|Artillery (7) New Brunswick, 5 CDSB Gagetown, the Infantry School
Artillery and Small Arms on display in the Infantry School,
at 5 Canadian Division Support Base Gagetown
Data current to 26 July 2019.
The aim of this web page is to locate, identify and document every historical piece of artillery preserved 5 CDSB Gagetown. Many contributors have assisted in the hunt for these guns to provide and update the data found on these web pages. Photos are by the author unless otherwise credited. Any errors found here are by the author, and any additions, corrections or amendments to this list of Guns and Artillery in Canada would be most welcome and may be e-mailed to the author at email@example.com.
For all official data concerning the Royal Regiment of Canadian Artillery, please click on the link to their website:
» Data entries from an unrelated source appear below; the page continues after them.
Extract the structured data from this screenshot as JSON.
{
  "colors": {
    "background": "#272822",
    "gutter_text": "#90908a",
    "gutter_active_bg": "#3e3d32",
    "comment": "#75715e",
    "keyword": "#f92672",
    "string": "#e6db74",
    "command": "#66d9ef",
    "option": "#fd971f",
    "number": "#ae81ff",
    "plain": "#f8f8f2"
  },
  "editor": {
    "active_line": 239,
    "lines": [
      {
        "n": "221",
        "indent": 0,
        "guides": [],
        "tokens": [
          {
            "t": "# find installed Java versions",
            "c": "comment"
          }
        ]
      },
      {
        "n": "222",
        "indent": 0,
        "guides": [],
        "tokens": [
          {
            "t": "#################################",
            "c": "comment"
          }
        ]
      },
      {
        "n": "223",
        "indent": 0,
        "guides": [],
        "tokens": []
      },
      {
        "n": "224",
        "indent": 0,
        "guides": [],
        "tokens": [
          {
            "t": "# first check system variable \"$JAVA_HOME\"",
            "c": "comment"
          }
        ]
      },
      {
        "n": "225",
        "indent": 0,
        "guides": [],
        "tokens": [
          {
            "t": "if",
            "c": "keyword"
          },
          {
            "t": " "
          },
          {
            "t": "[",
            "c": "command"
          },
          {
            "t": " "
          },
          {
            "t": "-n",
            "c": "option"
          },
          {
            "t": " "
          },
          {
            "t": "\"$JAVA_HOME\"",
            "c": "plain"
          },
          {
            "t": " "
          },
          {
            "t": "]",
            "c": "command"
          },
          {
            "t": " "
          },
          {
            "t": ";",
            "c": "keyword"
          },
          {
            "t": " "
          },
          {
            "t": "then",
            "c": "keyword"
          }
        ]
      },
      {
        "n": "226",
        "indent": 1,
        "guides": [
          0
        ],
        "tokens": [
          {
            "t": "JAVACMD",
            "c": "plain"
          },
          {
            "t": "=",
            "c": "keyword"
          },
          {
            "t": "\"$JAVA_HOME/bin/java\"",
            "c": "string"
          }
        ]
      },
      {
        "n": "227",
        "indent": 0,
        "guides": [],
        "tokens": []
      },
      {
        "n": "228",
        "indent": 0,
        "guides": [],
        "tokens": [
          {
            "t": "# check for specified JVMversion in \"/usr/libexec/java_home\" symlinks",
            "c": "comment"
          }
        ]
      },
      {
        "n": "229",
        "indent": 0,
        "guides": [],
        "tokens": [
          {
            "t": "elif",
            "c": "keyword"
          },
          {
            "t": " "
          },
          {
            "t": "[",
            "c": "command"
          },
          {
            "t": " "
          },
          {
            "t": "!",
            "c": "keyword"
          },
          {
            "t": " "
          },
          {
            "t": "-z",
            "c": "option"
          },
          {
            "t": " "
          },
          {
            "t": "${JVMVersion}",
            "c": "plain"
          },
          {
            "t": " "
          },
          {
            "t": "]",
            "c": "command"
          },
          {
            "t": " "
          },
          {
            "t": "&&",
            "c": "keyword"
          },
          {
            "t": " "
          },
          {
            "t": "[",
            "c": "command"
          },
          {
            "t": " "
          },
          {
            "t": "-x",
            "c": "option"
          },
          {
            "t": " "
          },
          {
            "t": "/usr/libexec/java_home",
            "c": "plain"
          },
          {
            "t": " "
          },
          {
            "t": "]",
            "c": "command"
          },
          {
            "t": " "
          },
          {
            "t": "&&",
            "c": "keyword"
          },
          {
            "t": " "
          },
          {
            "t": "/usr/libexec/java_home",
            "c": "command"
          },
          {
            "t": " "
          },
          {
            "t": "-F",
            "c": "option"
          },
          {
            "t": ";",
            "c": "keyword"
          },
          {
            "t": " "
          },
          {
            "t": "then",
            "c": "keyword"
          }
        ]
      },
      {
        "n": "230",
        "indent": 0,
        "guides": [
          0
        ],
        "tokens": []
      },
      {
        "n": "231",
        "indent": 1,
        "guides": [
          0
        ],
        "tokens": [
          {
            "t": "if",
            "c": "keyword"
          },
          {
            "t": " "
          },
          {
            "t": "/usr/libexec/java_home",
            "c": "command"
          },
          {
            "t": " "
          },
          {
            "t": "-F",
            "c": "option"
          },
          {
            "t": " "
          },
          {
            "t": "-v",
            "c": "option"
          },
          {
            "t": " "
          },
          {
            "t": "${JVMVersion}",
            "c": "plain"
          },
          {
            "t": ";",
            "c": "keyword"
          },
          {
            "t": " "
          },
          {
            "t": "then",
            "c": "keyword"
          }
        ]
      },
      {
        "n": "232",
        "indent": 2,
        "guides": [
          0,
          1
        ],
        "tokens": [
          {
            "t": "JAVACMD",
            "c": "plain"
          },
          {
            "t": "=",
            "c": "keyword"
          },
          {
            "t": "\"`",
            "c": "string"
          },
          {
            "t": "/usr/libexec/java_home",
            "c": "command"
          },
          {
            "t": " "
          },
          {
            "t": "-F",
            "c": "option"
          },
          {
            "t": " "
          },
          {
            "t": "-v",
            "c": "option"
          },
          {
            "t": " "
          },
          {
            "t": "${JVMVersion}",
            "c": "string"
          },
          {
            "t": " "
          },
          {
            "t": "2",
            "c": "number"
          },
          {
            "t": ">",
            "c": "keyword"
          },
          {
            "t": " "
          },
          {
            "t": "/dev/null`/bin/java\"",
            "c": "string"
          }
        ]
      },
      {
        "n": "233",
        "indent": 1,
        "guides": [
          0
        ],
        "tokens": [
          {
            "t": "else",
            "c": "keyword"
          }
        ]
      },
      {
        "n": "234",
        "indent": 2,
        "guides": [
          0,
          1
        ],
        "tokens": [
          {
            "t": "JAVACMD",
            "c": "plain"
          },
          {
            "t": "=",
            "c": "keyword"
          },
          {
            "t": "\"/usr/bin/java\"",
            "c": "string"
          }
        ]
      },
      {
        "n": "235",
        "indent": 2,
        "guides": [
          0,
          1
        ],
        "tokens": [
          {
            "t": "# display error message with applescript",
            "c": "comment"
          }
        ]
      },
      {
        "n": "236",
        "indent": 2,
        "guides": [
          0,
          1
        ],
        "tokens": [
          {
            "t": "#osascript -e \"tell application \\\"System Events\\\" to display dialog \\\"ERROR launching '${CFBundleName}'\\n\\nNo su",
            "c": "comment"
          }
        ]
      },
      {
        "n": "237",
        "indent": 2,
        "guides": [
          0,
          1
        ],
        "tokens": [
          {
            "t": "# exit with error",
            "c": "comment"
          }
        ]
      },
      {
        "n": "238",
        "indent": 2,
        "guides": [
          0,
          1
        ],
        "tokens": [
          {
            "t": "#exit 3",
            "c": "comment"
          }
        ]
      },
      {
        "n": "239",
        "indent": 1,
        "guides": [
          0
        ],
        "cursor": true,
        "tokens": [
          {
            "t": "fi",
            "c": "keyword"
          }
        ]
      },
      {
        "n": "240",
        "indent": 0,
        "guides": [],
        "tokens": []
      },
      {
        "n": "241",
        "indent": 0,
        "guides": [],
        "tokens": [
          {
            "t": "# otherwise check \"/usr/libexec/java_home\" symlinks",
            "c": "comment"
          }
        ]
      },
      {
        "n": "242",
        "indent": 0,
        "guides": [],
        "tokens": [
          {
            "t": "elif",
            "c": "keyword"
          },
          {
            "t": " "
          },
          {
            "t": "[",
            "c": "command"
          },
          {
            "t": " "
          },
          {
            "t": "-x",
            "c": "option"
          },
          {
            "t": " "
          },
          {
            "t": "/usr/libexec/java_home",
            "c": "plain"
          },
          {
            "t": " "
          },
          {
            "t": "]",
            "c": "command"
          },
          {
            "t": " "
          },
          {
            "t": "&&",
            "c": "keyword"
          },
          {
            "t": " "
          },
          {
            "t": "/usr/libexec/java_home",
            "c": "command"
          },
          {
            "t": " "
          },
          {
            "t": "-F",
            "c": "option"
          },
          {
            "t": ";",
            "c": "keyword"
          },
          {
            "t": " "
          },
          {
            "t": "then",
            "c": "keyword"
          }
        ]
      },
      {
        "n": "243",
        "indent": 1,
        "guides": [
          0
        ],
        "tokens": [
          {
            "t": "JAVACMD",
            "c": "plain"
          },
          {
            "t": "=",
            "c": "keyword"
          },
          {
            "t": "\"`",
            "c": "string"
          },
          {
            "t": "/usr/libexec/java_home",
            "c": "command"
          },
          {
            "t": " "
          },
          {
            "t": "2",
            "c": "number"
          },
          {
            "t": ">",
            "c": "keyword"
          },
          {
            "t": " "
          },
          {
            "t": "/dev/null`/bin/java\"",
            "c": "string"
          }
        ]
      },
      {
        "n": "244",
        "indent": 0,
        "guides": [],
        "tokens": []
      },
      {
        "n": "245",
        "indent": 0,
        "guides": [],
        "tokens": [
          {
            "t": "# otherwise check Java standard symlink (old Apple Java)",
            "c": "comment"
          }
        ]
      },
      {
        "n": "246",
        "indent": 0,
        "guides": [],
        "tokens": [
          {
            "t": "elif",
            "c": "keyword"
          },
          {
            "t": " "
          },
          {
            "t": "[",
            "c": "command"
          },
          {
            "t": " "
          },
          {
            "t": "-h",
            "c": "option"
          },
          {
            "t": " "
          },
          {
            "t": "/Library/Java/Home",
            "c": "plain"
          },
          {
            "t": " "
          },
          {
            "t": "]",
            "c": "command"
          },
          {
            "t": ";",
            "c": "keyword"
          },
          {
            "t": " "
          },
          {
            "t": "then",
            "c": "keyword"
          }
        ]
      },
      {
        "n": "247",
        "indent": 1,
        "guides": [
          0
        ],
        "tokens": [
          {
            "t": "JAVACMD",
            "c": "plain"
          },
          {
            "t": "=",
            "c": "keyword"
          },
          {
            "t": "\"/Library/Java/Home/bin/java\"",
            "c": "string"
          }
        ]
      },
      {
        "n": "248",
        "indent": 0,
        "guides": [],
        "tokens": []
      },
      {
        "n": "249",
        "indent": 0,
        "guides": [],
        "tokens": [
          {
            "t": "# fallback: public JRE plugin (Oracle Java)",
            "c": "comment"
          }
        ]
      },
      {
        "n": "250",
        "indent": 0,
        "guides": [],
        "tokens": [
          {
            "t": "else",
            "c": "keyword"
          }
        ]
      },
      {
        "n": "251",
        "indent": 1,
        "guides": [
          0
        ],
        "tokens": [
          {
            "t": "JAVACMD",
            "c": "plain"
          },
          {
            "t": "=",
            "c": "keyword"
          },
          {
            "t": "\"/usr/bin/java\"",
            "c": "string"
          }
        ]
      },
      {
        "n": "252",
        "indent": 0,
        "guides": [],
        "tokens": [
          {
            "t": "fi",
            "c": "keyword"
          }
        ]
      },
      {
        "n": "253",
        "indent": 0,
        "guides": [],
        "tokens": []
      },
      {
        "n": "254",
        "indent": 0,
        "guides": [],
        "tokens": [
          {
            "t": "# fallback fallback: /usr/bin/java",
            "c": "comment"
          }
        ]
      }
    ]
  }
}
Royal Regiment of Canadian Artillery Website
Note: Back in the day, artillery in Canada was referred to by its radio call sign "Sheldrake". It is now referred to by its "Golf" call sign. (Acorn sends)
Une traduction au français pour l'information technique présente serait grandement apprécié. Vos corrections, changements et suggestions sont les bienvenus, et peuvent être envoyés au firstname.lastname@example.org.
.50-cal Anti-aircraft Machine Gun display, inside the school.
Small Arms Display in the Infantry School Lines
.57-cal Snyder Carbine.
.303-inch Ross Rifle.
.303-inch Lee Enfield Rifle.
.303-inch Vickers MG.
.30-cal M1 Carbine.
.30-cal M1 Carbine and .303 Bren Gun.
.303 Bren Gun.
.45-cal Thompson SMG.
9-mm Sten Gun.
9-mm Sterling SMG.
7.62-mm FNC1 Rifle.
7.62-mm FNC2 Rifle.
9-mm Browning Hi Power single-action semi-automatic handgun. High-Power pistols were produced in Canada for Allied use, by John Inglis and Company in Toronto, Ontario. The plans were sent from the FN factory to the UK when it became clear the Belgian plant would fall into German hands, enabling the Inglis factory to be tooled up for Hi-Power production for Allied use. Inglis produced two versions of the Hi-Power, one with an adjustable rear sight and detachable shoulder stock (primarily for a Nationalist Chinese contract) and one with a fixed rear sight. Production began in late 1944 and they were on issue by March 1945 in time for use on the Operation Varsity airborne crossing of the Rhine into Germany. The pistol was popular with the British airborne forces as well as covert operations and commando groups such as the Special Operations Executive (SOE), the U.S. Office of Strategic Services (OSS) and the British Special Air Service (SAS) Regiment. Inglis High-Powers made for Commonwealth forces have the British designation 'Mk 1', or 'Mk 1*', and the manufacturer's details on the left of the slide. They were known in British and Commonwealth service as the 'Pistol No 2 Mk 1', or 'Pistol No 2 Mk 1*' where applicable. Serial numbers were 6 characters, the second being the letter 'T', e.g. 1T2345. Serial numbers on pistols for the Chinese contract instead used the letters 'CH', but otherwise followed the same format. When the Chinese contract was cancelled, all undelivered Chinese-style pistols were accepted by the Canadian military with designations of 'Pistol No 1 Mk 1' and 'Pistol No 1 Mk 1*'.
Browning Hi-Power pistols were also used during the Second World War Axis forces. After occupying Belgium in 1940, German forces took over the FN plant. German troops subsequently used the Hi-Power, having assigned it the designation Pistole 640(b) ("b" for belgisch, "Belgian"). Examples produced by FN in Belgium under German occupation bear German inspection and acceptance marks, or Waffenamts, such as WaA613. In German service, it was used mainly by Waffen-SS and Fallschirmjäger troops.
.38 cal Enfield No. 2, Mk I* revolver.
.38-cal Webley Mk 1 revolver.
.455-cal Webley revolver, (also known as the Webley Top-Break Revolver or Webley Self-Extracting Revolver) was, in various marks, a standard issue service pistol for the armed forces of the British Commonwealth, from 1887 until 1963. The Webley is a top-break revolver and breaking the revolver operates the extractor, which removes cartridges from the cylinder. The Webley Mk. I service revolver was adopted in 1887 and the Mk. IV rose to prominence during the Boer War of 1899-1902. The Mk. VI, introduced in 1915 during the Firt World War, is perhaps the best-known model. Webley service revolvers are among the most powerful top-break revolvers ever produced.
.455-cal Webley revolver.
.38-cal Enfield Mk. 1 top-break revolver, manufactured from 1932 to 1957. It was the standard British Commonwealth sidearm in the Second World War, alongside the Webley Mk. IV and the Smith & Wesson Victory Model revolvers chambered in the same calibre.
.38-cal Smith and Wesson Victory Model revolver.
.455 cal. top-break revolver.